The CIAA hasn’t added any sports during commissioner Jacqie McWilliams’ 11-year tenure, but the nation’s oldest HBCU conference does not oppose expansion.
“We’re doing a membership survey and identifying what sports we should be looking at and watching to add in the conference if we need to do that. I think that conversation will take place over the next year or two,” she said.
Over the last five years HBCUs have expanded their athletic programs beyond basketball, volleyball, and track and field, sports traditionally seen at most HBCUs. Morgan State has added wrestling and women’s acrobatics and tumbling, and Fisk University and Talladega College have added women’s gymnastics. This season, Dillard University added baseball, and Philander Smith College and Wilberforce revived baseball programs.
“I just think [adding nontraditional sports] just opens up the door to … young people who are looking for an avenue or going to a Black school but choose not to because we don’t offer the sport that they have,” McWilliams said. “So if you want to play and get an education, you’re limited to where you can go if you want to play certain sports right now.”
Despite more than four decades of Morgan not having a varsity lacrosse program, the historical relevance of its past team isn’t lost.
“As we continue to move through history, a lot of history gets lost, but a story that should not ever be lost is Morgan State lacrosse,” McWilliams said. “Because I think it’s a good foundation and a memory for a good reminder for us, our kids, our communities [that] we can play lacrosse. We don’t have to just act like it’s a new sport to our communities because it’s really not.”
At Morgan State the history and tradition of the Ten Bears’ legacy continues. Ten Bears member Donnie Brown was instrumental in teaching Malacai Davis the fundamentals of the sport and was his youth coach for several years. Members of the Ten Bears who live locally often visit the club team to share stories of their glory days and the challenges of being a Black lacrosse program in the early 1970s.
“The Ten Bears era is extremely monumental to me. I’ve never been inspired by anything like that in my life,” said Johnson, Morgan’s current team captain. “They went from literally starting from the bottom to ultimately beating the No. 1 seed in the country in five years. … That’s unheard of.
“It makes me think what if they never canceled the team. They’d still be a powerhouse today, and the game would look a lot different and be a lot more diverse.”
Many of the current players advocating for their respective universities to sponsor men’s lacrosse know they won’t have a chance to participate with the program but hope the next generation of prospective student-athletes will benefit from their efforts.
“This is for all of our younger siblings, children, even people that are still in high school right now.

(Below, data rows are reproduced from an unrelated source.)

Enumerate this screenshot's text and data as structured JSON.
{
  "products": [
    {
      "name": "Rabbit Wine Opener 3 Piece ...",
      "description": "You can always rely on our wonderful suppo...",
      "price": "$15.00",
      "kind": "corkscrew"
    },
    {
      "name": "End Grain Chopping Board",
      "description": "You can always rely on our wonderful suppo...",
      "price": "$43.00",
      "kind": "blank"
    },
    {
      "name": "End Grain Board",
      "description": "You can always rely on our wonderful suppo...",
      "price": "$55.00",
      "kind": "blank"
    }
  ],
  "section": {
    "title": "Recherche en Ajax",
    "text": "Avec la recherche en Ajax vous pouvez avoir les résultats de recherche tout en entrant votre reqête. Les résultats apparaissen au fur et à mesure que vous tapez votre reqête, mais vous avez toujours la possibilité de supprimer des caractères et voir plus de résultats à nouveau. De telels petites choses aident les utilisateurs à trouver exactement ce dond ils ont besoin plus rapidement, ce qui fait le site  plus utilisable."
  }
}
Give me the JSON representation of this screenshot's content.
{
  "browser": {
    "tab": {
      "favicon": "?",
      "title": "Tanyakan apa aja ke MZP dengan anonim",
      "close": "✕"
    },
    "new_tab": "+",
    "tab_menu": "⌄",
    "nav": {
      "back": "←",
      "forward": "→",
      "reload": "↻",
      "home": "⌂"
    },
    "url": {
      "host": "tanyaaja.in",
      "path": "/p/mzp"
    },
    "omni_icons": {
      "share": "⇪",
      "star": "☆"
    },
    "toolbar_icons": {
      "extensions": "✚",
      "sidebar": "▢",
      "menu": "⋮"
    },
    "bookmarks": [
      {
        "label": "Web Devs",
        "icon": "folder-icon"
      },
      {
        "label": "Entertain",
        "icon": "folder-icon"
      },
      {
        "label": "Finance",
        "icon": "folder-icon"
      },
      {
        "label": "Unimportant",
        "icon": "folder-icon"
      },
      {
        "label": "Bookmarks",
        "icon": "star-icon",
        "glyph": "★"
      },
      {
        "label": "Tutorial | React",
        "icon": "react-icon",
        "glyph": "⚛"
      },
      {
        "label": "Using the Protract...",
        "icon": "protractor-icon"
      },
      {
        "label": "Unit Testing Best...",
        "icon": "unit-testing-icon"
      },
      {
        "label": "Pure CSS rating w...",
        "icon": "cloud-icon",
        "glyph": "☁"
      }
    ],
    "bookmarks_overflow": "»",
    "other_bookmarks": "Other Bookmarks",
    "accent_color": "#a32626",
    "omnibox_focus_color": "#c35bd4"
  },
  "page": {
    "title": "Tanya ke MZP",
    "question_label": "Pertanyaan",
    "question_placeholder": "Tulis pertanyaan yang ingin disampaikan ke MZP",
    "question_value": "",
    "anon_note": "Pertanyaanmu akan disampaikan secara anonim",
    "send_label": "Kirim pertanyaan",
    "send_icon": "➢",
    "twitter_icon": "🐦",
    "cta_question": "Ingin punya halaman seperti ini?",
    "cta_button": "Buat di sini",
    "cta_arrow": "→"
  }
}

I know our hard work means that they can hopefully have [an] HBCU that they can go to and play lacrosse. That is everything because a lot of them are going to be good enough to get offers,” Malachi Davis said. “So being able to do the groundwork and lay the foundation for these teams so schools like Morgan or Bowie can give them a chance to play lacrosse, that’s what we’re doing this for.”